There’s nothing worse
than bark peeling off in the machine.

There’s a lot of water in the end.
This isn’t efficient
but the clothes emerge
soft and beautiful as a willow.

When the buzzer goes
it can be very disturbing –
paws raised, saws ready,
I am big enough to hold it.

I carry the neighbours
back up the stairs in baskets
and hang them
on the rail in my bedroom.

The garden men,
chipped away by night,
keep watch over foxes
and cats in the coat cupboard.

Storm

Storm.
Treading water in the too much world,
an ember of my heart is optimistic.
She tells me,
despite the relentless weather,
it matters.

* * *

Today’s poem is inspired by the Season of Contrast which just began today over at Get Messy. The inky drips background and scribbled handwriting were inspired by @tanyaleekahler ‘s awesome Messy Pages class. This was my first time using high flow acrylics and I can now safely say that I’m hooked on these wonderful paints!

Jewel

Jewel

Your deeper brain
has the intelligence
of a mythological creature –
neon curves in full bloom,
explosion of lines at sunrise.
Disappear within its mysterious dance.

Today’s poem was made using words cut out from a newspaper and one of the Neocolor backgrounds I made in Tanyalee Khaler’s Messy Pages class. Here’s a glimpse of the original background:


I’m posting this poem after midnight. But it’s still April 2nd somewhere!

Step right up!

Step Right Up

(A Sad Circus Tale)

Sold by her mother
to an acrobatic clown,
the scarred town,
stray dog
solitude
of her fluid fingers
evoke the night cries
of the high-wire.
It is a brilliant circus skill
to overcome
one’s memories
until tomorrow.

* * *

Step right up! Step right up! NaPoWriMo has officially begun! Behold all manner of poetic marvels!

I had so much fun with today’s poem: I took the piece of newspaper I had been using as scrap beneath my paints yesterday and chose the first article I saw as material for a blackout poem. Fortunately for me, the article in question was about a circus show, complete with fabulous photograph of an accordion-playing fool on a unicycle.

I chose one of the backgrounds I had prepared during Tanyalee Khaler’s wonderful Messy Pages class, stuck down my bits of newspaper and went on from there: gesso, circus fonts, bicycle stamps and silver stars. I knew things were getting pretty out of hand when I started adding glitter. Today is officially the first day I have ever added glitter to a poem.

Just to give you an idea of how far an art journaling page can travel from start to finish, here’s a glimpse of the original background:
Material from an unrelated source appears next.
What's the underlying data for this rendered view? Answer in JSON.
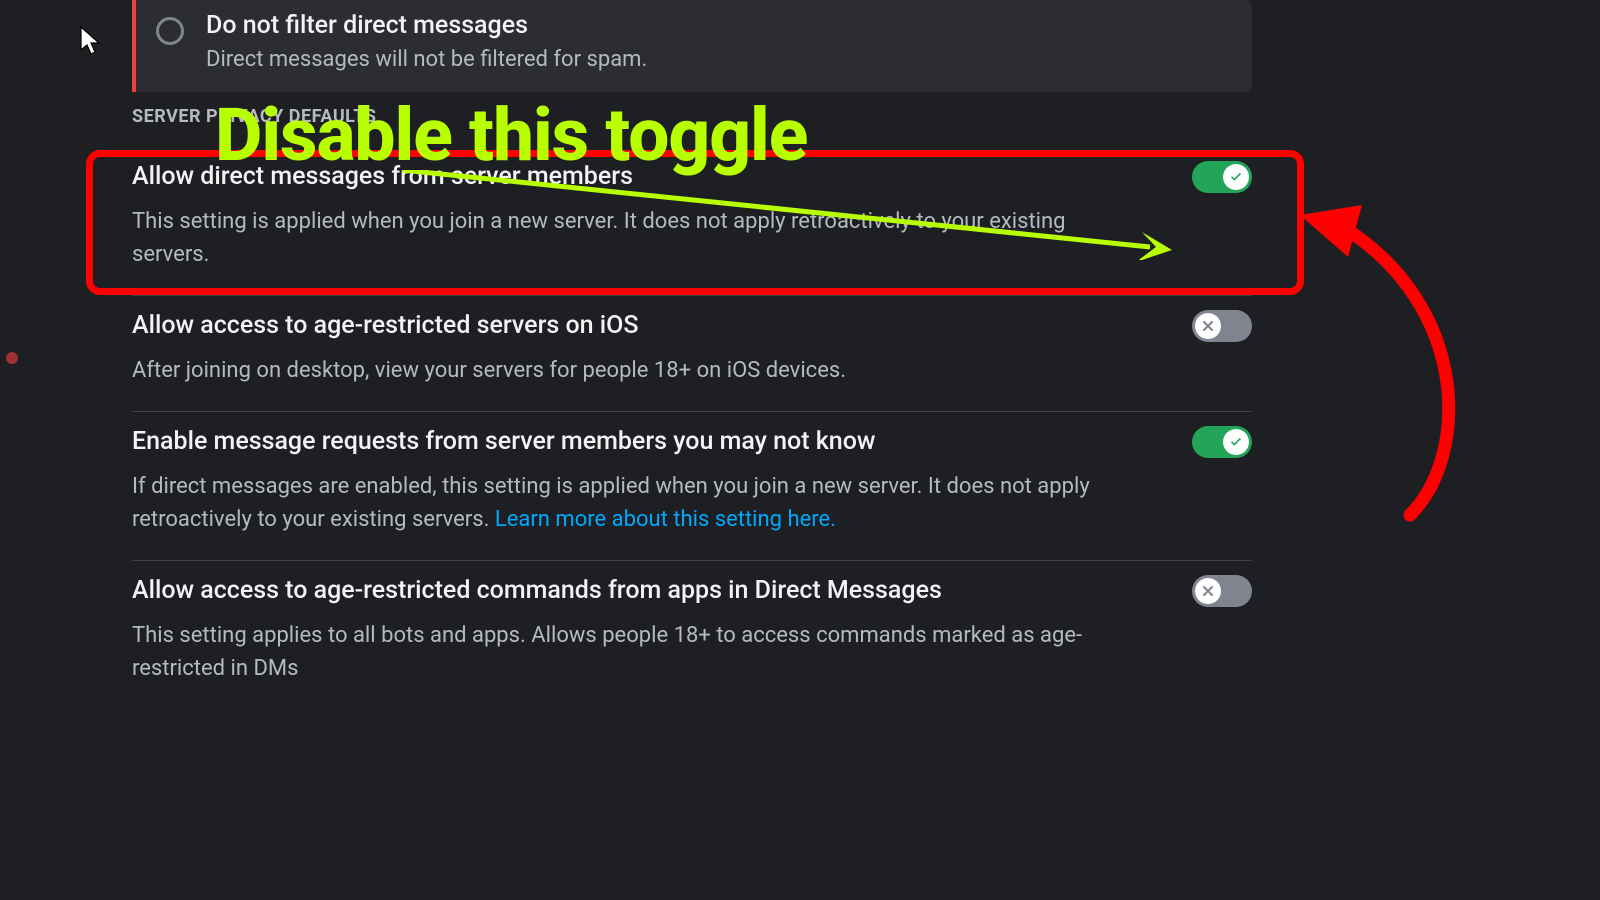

If today’s experience is anything to go by, the combination of poetry and art journaling opens up a whole new array of possibilities. I’m so excited to see what the rest of this month will bring!